Another example of where line of sight cannot be maintained is in houses of worship and theaters that keep their wireless systems at the front of house (FOH) position with the mixing console and other equipment. Often, the wireless systems are placed in a rack under the mixing console desk. This presents a problem because the people standing between the FOH and the stage can block the transmitter’s radio frequency (RF) from reaching the receiver. Again, the receivers can stay in the rack, but the antennas must be moved to where there is no RF blockage.
In many installations, it is quite common for the wireless receivers to be installed inside a metal rack with metal doors. This can act much like a Faraday cage and block the RF from reaching the receiver. In this case it is important to get the antenna outside of the rack. Often this can be accomplished by simply using our Antenna Bulkhead Connecter Kit (ATW-BH1) to move the ¼ wave or ½ wave antenna to the top or side of the rack.
The need to extend the operating range of the wireless system is another situation where remoting the antenna is desirable. Our 3000 Series Wireless System, for example, has a typical operating range of 300 feet. But a user may want to cover more distance than that – a high school, say, that wants to mike the referee on its football field. This may be possible by moving the antenna closer to the playing field, thereby exceeding the system’s typical operating range.
One other common scenario for remoting an antenna is when using multiple wireless systems. It can be quite efficient to combine all of the systems into a single pair of remote antennas using an antenna distribution system such as the ATW-DA49.

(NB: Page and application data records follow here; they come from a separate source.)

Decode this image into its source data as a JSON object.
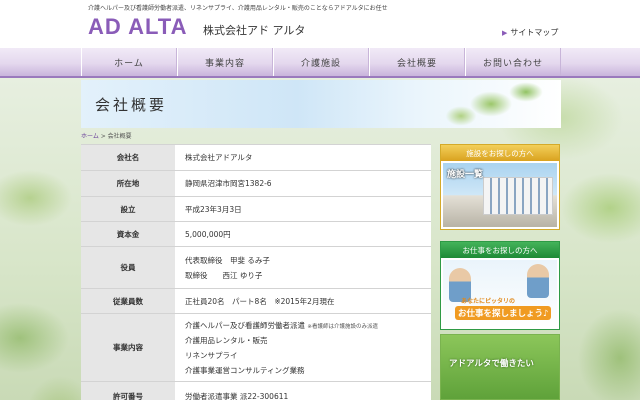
{
  "header": {
    "tagline": "介護ヘルパー及び看護師労働者派遣、リネンサプライ、介護用品レンタル・販売のことならアドアルタにお任せ",
    "logo": "AD ALTA",
    "company": "株式会社アド アルタ",
    "sitemap": "サイトマップ"
  },
  "nav": [
    "ホーム",
    "事業内容",
    "介護施設",
    "会社概要",
    "お問い合わせ"
  ],
  "page_title": "会社概要",
  "breadcrumb": {
    "home": "ホーム",
    "sep": " > ",
    "current": "会社概要"
  },
  "table": {
    "company_name": {
      "label": "会社名",
      "value": "株式会社アドアルタ"
    },
    "address": {
      "label": "所在地",
      "value": "静岡県沼津市岡宮1382-6"
    },
    "founded": {
      "label": "設立",
      "value": "平成23年3月3日"
    },
    "capital": {
      "label": "資本金",
      "value": "5,000,000円"
    },
    "officers": {
      "label": "役員",
      "line1": "代表取締役　甲斐 るみ子",
      "line2": "取締役　　西江 ゆり子"
    },
    "employees": {
      "label": "従業員数",
      "value": "正社員20名　パート8名　※2015年2月現在"
    },
    "business": {
      "label": "事業内容",
      "line1": "介護ヘルパー及び看護師労働者派遣",
      "line1_note": "※看護師は介護施設のみ派遣",
      "line2": "介護用品レンタル・販売",
      "line3": "リネンサプライ",
      "line4": "介護事業運営コンサルティング業務"
    },
    "license": {
      "label": "許可番号",
      "value": "労働者派遣事業 派22-300611"
    }
  },
  "side": {
    "facility_head": "施設をお探しの方へ",
    "facility_label": "施設一覧",
    "job_head": "お仕事をお探しの方へ",
    "job_line1": "あなたにピッタリの",
    "job_line2": "お仕事を探しましょう♪",
    "work_text": "アドアルタで働きたい"
  }
}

In an upcoming Question of the Week blog we’ll take a look at common remote antenna setups and the hardware needed to implement them. Until then, if you have any questions about setting up an antenna, feel free to contact our Audio Solutions Department.